In the Old Testament, the word yoke is most often used in a literal sense regarding animals yoked together for the purpose of work, and in the New Testament most often it is used as an analogy referring to humans being yoked together. It’s talking about being yoked together as believers, yoked together in marriage, or yoked together with Christ. Up until a few years ago, I had never really witnessed a yoke in action, so while I knew what a yoke was, I didn’t understand all that this analogy implied.
One day a friend invited my husband and me to go on an all-day trail ride with him in his old 1800 Studebaker wagon with wooden wheels and canvas canopy. We thought this sounded like a great adventure, so we agreed. Our friend had two mules that would serve as our “engine” for the day: Ida and Eula.
Eula was an old, well-trained mule that could do her job practically without any verbal commands. Ida, on the other hand, was a young, flighty, energetic mule who really wasn’t interested in being placed in a yoke to work all day.

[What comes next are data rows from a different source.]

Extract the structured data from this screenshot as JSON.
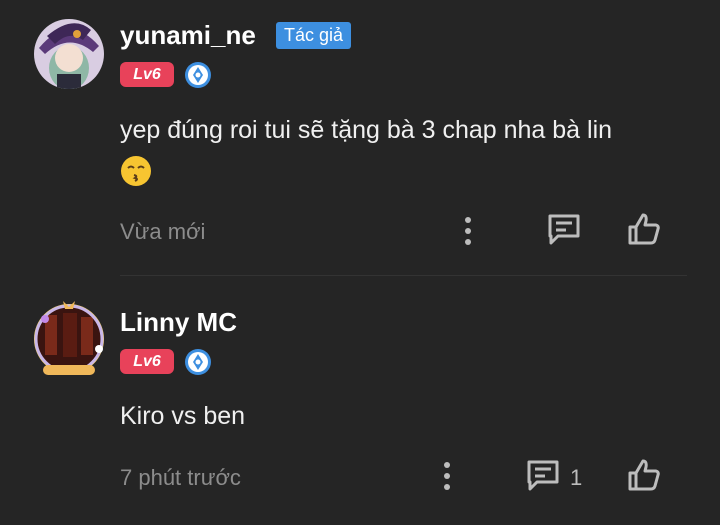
{
  "comments": [
    {
      "username": "yunami_ne",
      "author_badge": "Tác giả",
      "level": "Lv6",
      "text": "yep đúng roi tui sẽ tặng bà 3 chap nha bà lin",
      "emoji": "kissing-face",
      "time": "Vừa mới",
      "reply_count": ""
    },
    {
      "username": "Linny MC",
      "level": "Lv6",
      "text": "Kiro vs ben",
      "time": "7 phút trước",
      "reply_count": "1"
    }
  ],
  "colors": {
    "background": "#252525",
    "level_badge": "#e8425a",
    "author_badge": "#3d8fe0",
    "muted_text": "#8c8c8c"
  }
}
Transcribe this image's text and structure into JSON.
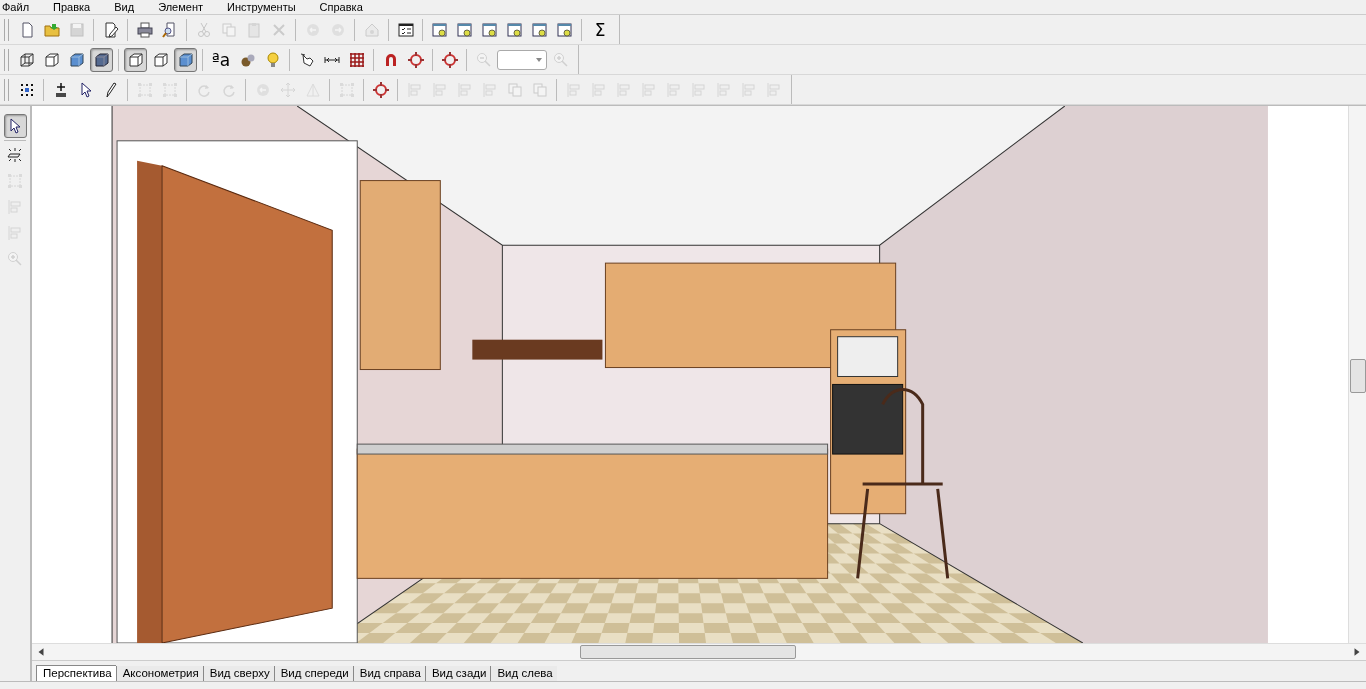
{
  "menu": [
    "Файл",
    "Правка",
    "Вид",
    "Элемент",
    "Инструменты",
    "Справка"
  ],
  "toolbars": [
    {
      "buttons": [
        {
          "kind": "page",
          "disabled": false,
          "pressed": false
        },
        {
          "kind": "folder",
          "disabled": false,
          "pressed": false
        },
        {
          "kind": "disk",
          "disabled": true,
          "pressed": false
        },
        {
          "kind": "sep"
        },
        {
          "kind": "edit-doc",
          "disabled": false,
          "pressed": false
        },
        {
          "kind": "sep"
        },
        {
          "kind": "printer",
          "disabled": false,
          "pressed": false
        },
        {
          "kind": "preview",
          "disabled": false,
          "pressed": false
        },
        {
          "kind": "sep"
        },
        {
          "kind": "scissors",
          "disabled": true,
          "pressed": false
        },
        {
          "kind": "copy",
          "disabled": true,
          "pressed": false
        },
        {
          "kind": "paste",
          "disabled": true,
          "pressed": false
        },
        {
          "kind": "cross",
          "disabled": true,
          "pressed": false
        },
        {
          "kind": "sep"
        },
        {
          "kind": "undo",
          "disabled": true,
          "pressed": false
        },
        {
          "kind": "redo",
          "disabled": true,
          "pressed": false
        },
        {
          "kind": "sep"
        },
        {
          "kind": "gear",
          "disabled": true,
          "pressed": false
        },
        {
          "kind": "sep"
        },
        {
          "kind": "checklist",
          "disabled": false,
          "pressed": false
        },
        {
          "kind": "sep"
        },
        {
          "kind": "window",
          "disabled": false,
          "pressed": false
        },
        {
          "kind": "window",
          "disabled": false,
          "pressed": false
        },
        {
          "kind": "window",
          "disabled": false,
          "pressed": false
        },
        {
          "kind": "window",
          "disabled": false,
          "pressed": false
        },
        {
          "kind": "window",
          "disabled": false,
          "pressed": false
        },
        {
          "kind": "window",
          "disabled": false,
          "pressed": false
        },
        {
          "kind": "sep"
        },
        {
          "kind": "text",
          "label": "Σ",
          "disabled": false,
          "pressed": false
        }
      ]
    },
    {
      "buttons": [
        {
          "kind": "cube-wire",
          "disabled": false,
          "pressed": false
        },
        {
          "kind": "cube-white",
          "disabled": false,
          "pressed": false
        },
        {
          "kind": "cube-blue",
          "disabled": false,
          "pressed": false
        },
        {
          "kind": "cube-dark",
          "disabled": false,
          "pressed": true
        },
        {
          "kind": "sep"
        },
        {
          "kind": "cube-white",
          "disabled": false,
          "pressed": true
        },
        {
          "kind": "cube-white",
          "disabled": false,
          "pressed": false
        },
        {
          "kind": "cube-blue",
          "disabled": false,
          "pressed": true
        },
        {
          "kind": "sep"
        },
        {
          "kind": "text",
          "label": "ªa",
          "disabled": false,
          "pressed": false
        },
        {
          "kind": "spheres",
          "disabled": false,
          "pressed": false
        },
        {
          "kind": "bulb",
          "disabled": false,
          "pressed": false
        },
        {
          "kind": "sep"
        },
        {
          "kind": "hand",
          "disabled": false,
          "pressed": false
        },
        {
          "kind": "ruler",
          "disabled": false,
          "pressed": false
        },
        {
          "kind": "grid",
          "disabled": false,
          "pressed": false
        },
        {
          "kind": "sep"
        },
        {
          "kind": "magnet",
          "disabled": false,
          "pressed": false
        },
        {
          "kind": "target",
          "disabled": false,
          "pressed": false
        },
        {
          "kind": "sep"
        },
        {
          "kind": "target",
          "disabled": false,
          "pressed": false
        },
        {
          "kind": "sep"
        },
        {
          "kind": "zoom-out",
          "disabled": true,
          "pressed": false
        },
        {
          "kind": "combo"
        },
        {
          "kind": "zoom-in",
          "disabled": true,
          "pressed": false
        }
      ]
    },
    {
      "buttons": [
        {
          "kind": "dots",
          "disabled": false,
          "pressed": false
        },
        {
          "kind": "sep"
        },
        {
          "kind": "plus",
          "disabled": false,
          "pressed": false
        },
        {
          "kind": "pointer",
          "disabled": false,
          "pressed": false
        },
        {
          "kind": "pen",
          "disabled": false,
          "pressed": false
        },
        {
          "kind": "sep"
        },
        {
          "kind": "frame",
          "disabled": true,
          "pressed": false
        },
        {
          "kind": "frame",
          "disabled": true,
          "pressed": false
        },
        {
          "kind": "sep"
        },
        {
          "kind": "rotate",
          "disabled": true,
          "pressed": false
        },
        {
          "kind": "rotate",
          "disabled": true,
          "pressed": false
        },
        {
          "kind": "sep"
        },
        {
          "kind": "undo",
          "disabled": true,
          "pressed": false
        },
        {
          "kind": "move",
          "disabled": true,
          "pressed": false
        },
        {
          "kind": "mirror",
          "disabled": true,
          "pressed": false
        },
        {
          "kind": "sep"
        },
        {
          "kind": "frame",
          "disabled": true,
          "pressed": false
        },
        {
          "kind": "sep"
        },
        {
          "kind": "target",
          "disabled": false,
          "pressed": false
        },
        {
          "kind": "sep"
        },
        {
          "kind": "align",
          "disabled": true,
          "pressed": false
        },
        {
          "kind": "align",
          "disabled": true,
          "pressed": false
        },
        {
          "kind": "align",
          "disabled": true,
          "pressed": false
        },
        {
          "kind": "align",
          "disabled": true,
          "pressed": false
        },
        {
          "kind": "copy",
          "disabled": true,
          "pressed": false
        },
        {
          "kind": "copy",
          "disabled": true,
          "pressed": false
        },
        {
          "kind": "sep"
        },
        {
          "kind": "align",
          "disabled": true,
          "pressed": false
        },
        {
          "kind": "align",
          "disabled": true,
          "pressed": false
        },
        {
          "kind": "align",
          "disabled": true,
          "pressed": false
        },
        {
          "kind": "align",
          "disabled": true,
          "pressed": false
        },
        {
          "kind": "align",
          "disabled": true,
          "pressed": false
        },
        {
          "kind": "align",
          "disabled": true,
          "pressed": false
        },
        {
          "kind": "align",
          "disabled": true,
          "pressed": false
        },
        {
          "kind": "align",
          "disabled": true,
          "pressed": false
        },
        {
          "kind": "align",
          "disabled": true,
          "pressed": false
        }
      ]
    }
  ],
  "left_toolbar": [
    {
      "kind": "pointer",
      "disabled": false,
      "pressed": true
    },
    {
      "kind": "sep"
    },
    {
      "kind": "light",
      "disabled": false,
      "pressed": false
    },
    {
      "kind": "frame",
      "disabled": true,
      "pressed": false
    },
    {
      "kind": "align",
      "disabled": true,
      "pressed": false
    },
    {
      "kind": "align",
      "disabled": true,
      "pressed": false
    },
    {
      "kind": "zoom-in",
      "disabled": true,
      "pressed": false
    }
  ],
  "view_tabs": [
    {
      "label": "Перспектива",
      "selected": true
    },
    {
      "label": "Аксонометрия",
      "selected": false
    },
    {
      "label": "Вид сверху",
      "selected": false
    },
    {
      "label": "Вид спереди",
      "selected": false
    },
    {
      "label": "Вид справа",
      "selected": false
    },
    {
      "label": "Вид сзади",
      "selected": false
    },
    {
      "label": "Вид слева",
      "selected": false
    }
  ]
}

As we began our journey, it didn’t take long to figure out that our friend was going to spend most of the day calling Ida down to try and get her to pull her part of the load. She was non-stop fighting the yoke and wanting to go a different direction. This went on for probably three quarters of the day.
If you understand anything about horses and mules, you know that they typically become more compliant as they become more tired. So three quarters of the way into this trail ride, Ida had finally become tired and settled into the yoke. Eula, who had been pulling the entire load on her own the whole time, was obviously relieved. But as the yoke loosened around her body, it revealed open wounds across her hind quarters where the yoke had been pulled tight by the rebellious struggling of her counterpart.
As I watched this entire scenario play out, I was in awe of what an incredible picture this is of us being yoked together with Christ and how he bore the wounds for our rebellion. Matthew 11:28-30 says, “Come to me all you who labor and are heavy laden and I will give you rest. Take my yoke upon you and learn of me, for I am meek and lowly, and you will find rest for your soul. For my yoke is easy and my burden is light”.
Because Jesus is the faithful, strong, and loyal one, we can trust that when we join him as followers in the work of God’s kingdom our burden will not be too heavy and that when we falter, he’ll bear the wounds for us. When we are tired, Jesus will carry the load and give us rest. Ida and Eula’s example also reminds us that it is actually much more tiring to fight against the yoke than it is settle into the yoke and share the load with Christ.
The passage from Matthew lets us see that Christ is also our example to follow. He said, “take my yoke upon you and learn of me”. Our relationship with Christ is not an enabling relationship where Christ pays the price for our rebellion so that we can just continue in our bad choices. He is there walking beside us as our example of how to live in the kingdom of God and when we follow that example it’s a much easier and less exhausting path.
One more thing I would like for you take from my visual on being yoked: I mentioned previously that Scripture mentions not only being yoked together with Christ but with one another in marriage or within the body of Christ. When we are yoked together in marriage, that relationship is meant to be a reflection of the relationship between Christ and the believer. This means that there will likely be a time in your marriage that one of you will not bear your part of the load, which could be due to either the inability to do so or to physical or spiritual weakness. When this happens, we must be willing to do the extra work and bear the wounds caused by taking on your spouse’s burden until he or she is able to do their part again.
This is true in our relationship with other believers as well. John 13:36 says that others will identify us as followers of Christ by the love that we have for one another. If we are reflecting the love of Christ, his love is one of sacrifice; it is not an enabling love but a willingness to be merciful to others when they do not or cannot pull their load. This also means forgiving and accepting them when they return to their place in the yoke.
Copyright © 2020 by T’Shana Everitt @ https://www.yourfuturehope.com/form. No part of this article may be reproduced or reprinted without permission in writing from Lifeword.org.